**DESCRIPTION OF THE TASK**
Go through the records below and report each line with "color" in it.

----- DATA FOR REVIEW

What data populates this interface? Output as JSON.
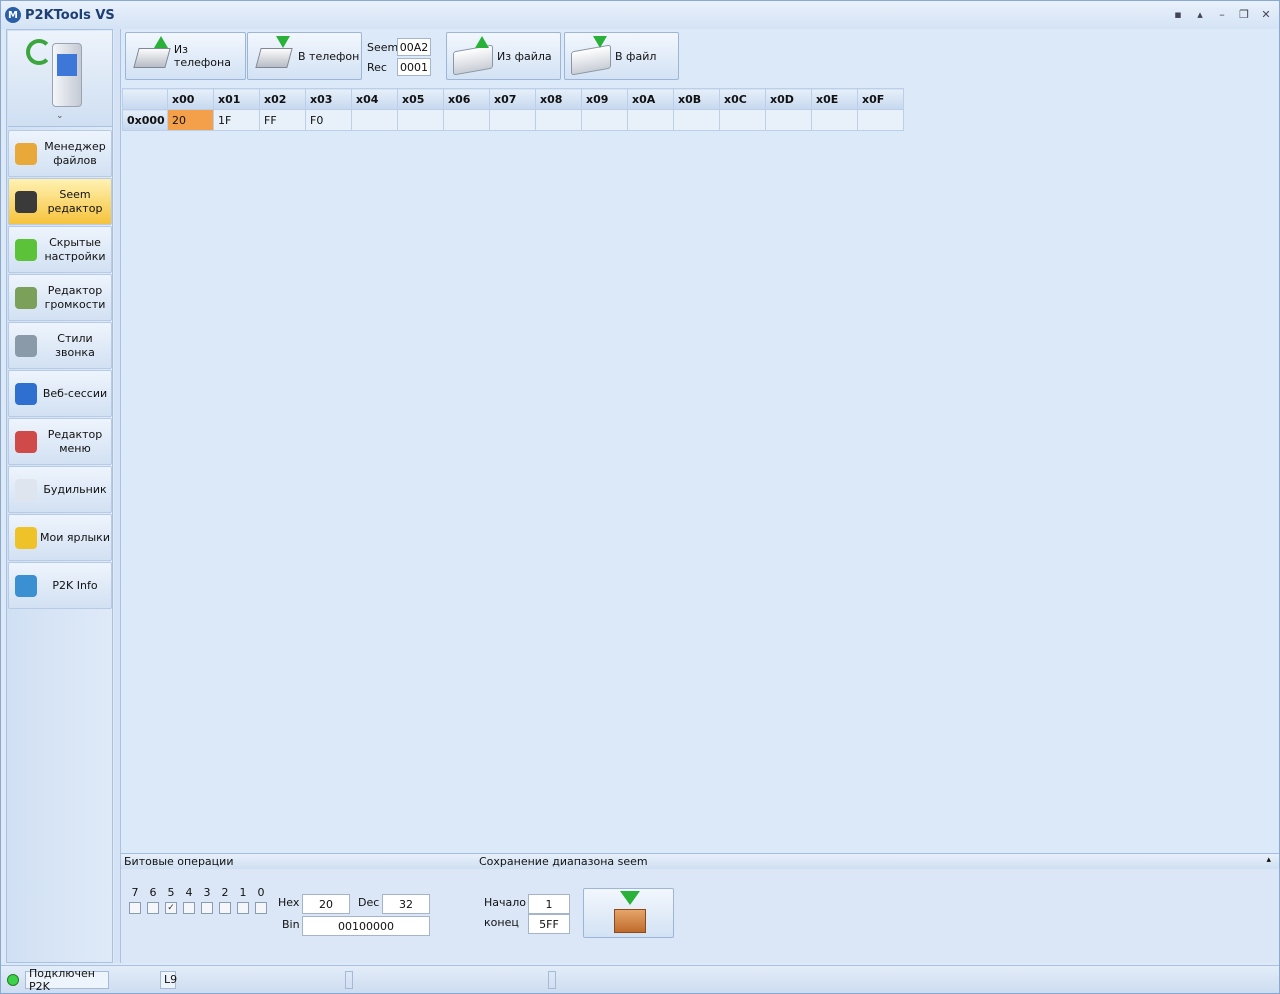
{
  "window": {
    "title": "P2KTools VS",
    "logo": "motorola-logo-icon"
  },
  "sidebar": {
    "items": [
      {
        "label": "Менеджер\nфайлов",
        "icon": "file-manager-icon",
        "color": "#e9a83a"
      },
      {
        "label": "Seem\nредактор",
        "icon": "seem-editor-icon",
        "color": "#3a3a3a",
        "active": true
      },
      {
        "label": "Скрытые\nнастройки",
        "icon": "gear-icon",
        "color": "#5cc23a"
      },
      {
        "label": "Редактор\nгромкости",
        "icon": "volume-icon",
        "color": "#7aa05a"
      },
      {
        "label": "Стили звонка",
        "icon": "ringtone-icon",
        "color": "#8a9aa8"
      },
      {
        "label": "Веб-сессии",
        "icon": "globe-icon",
        "color": "#2e6fd0"
      },
      {
        "label": "Редактор\nменю",
        "icon": "menu-editor-icon",
        "color": "#d04a4a"
      },
      {
        "label": "Будильник",
        "icon": "clock-icon",
        "color": "#dfe5ee"
      },
      {
        "label": "Мои ярлыки",
        "icon": "shortcuts-icon",
        "color": "#f0c22a"
      },
      {
        "label": "P2K Info",
        "icon": "info-icon",
        "color": "#3a90d0"
      }
    ]
  },
  "toolbar": {
    "from_phone": "Из телефона",
    "to_phone": "В телефон",
    "seem_label": "Seem",
    "seem_value": "00A2",
    "rec_label": "Rec",
    "rec_value": "0001",
    "from_file": "Из файла",
    "to_file": "В файл"
  },
  "grid": {
    "columns": [
      "x00",
      "x01",
      "x02",
      "x03",
      "x04",
      "x05",
      "x06",
      "x07",
      "x08",
      "x09",
      "x0A",
      "x0B",
      "x0C",
      "x0D",
      "x0E",
      "x0F"
    ],
    "rows": [
      {
        "offset": "0x000",
        "cells": [
          "20",
          "1F",
          "FF",
          "F0",
          "",
          "",
          "",
          "",
          "",
          "",
          "",
          "",
          "",
          "",
          "",
          ""
        ]
      }
    ]
  },
  "bitops": {
    "title": "Битовые операции",
    "bits": [
      "7",
      "6",
      "5",
      "4",
      "3",
      "2",
      "1",
      "0"
    ],
    "checked": [
      false,
      false,
      true,
      false,
      false,
      false,
      false,
      false
    ],
    "hex_label": "Hex",
    "hex_value": "20",
    "dec_label": "Dec",
    "dec_value": "32",
    "bin_label": "Bin",
    "bin_value": "00100000"
  },
  "save_range": {
    "title": "Сохранение диапазона seem",
    "start_label": "Начало",
    "start_value": "1",
    "end_label": "конец",
    "end_value": "5FF"
  },
  "status": {
    "connection": "Подключен P2K",
    "model": "L9"
  }
}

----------

**ANSWER SPACE**
        "color": "#e9a83a"
        "color": "#3a3a3a",
        "color": "#5cc23a"
        "color": "#7aa05a"
        "color": "#8a9aa8"
        "color": "#2e6fd0"
        "color": "#d04a4a"
        "color": "#dfe5ee"
        "color": "#f0c22a"
        "color": "#3a90d0"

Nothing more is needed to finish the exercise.